━━━ Excerpted records
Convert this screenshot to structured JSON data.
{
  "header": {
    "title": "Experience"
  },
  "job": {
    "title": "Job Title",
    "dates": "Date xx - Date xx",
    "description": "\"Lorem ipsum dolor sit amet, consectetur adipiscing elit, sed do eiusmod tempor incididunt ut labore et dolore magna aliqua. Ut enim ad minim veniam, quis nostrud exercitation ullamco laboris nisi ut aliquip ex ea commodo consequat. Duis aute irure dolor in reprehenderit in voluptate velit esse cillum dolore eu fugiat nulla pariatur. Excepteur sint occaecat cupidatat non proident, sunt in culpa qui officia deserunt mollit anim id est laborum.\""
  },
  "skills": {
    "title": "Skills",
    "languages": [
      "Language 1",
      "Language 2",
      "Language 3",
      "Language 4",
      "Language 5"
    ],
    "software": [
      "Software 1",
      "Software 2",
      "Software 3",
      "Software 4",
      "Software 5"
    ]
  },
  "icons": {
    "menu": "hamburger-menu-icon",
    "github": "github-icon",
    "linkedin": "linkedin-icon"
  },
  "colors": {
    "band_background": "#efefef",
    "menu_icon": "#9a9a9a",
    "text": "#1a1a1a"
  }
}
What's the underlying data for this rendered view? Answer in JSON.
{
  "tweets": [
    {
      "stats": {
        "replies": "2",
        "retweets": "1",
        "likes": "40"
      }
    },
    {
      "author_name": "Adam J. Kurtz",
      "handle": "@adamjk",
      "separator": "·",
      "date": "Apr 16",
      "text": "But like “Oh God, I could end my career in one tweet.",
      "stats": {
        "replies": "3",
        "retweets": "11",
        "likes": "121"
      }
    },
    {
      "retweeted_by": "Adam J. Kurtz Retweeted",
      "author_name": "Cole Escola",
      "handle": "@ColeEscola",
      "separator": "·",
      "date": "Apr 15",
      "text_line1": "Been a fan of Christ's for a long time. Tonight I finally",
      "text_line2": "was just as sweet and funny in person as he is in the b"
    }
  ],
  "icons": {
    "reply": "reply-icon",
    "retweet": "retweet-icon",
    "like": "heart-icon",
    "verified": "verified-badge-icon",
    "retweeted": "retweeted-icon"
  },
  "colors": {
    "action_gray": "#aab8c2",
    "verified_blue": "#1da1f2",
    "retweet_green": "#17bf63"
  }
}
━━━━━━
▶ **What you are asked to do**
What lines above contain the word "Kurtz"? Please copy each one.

▶ **Exercise result**
      "author_name": "Adam J. Kurtz",
      "retweeted_by": "Adam J. Kurtz Retweeted",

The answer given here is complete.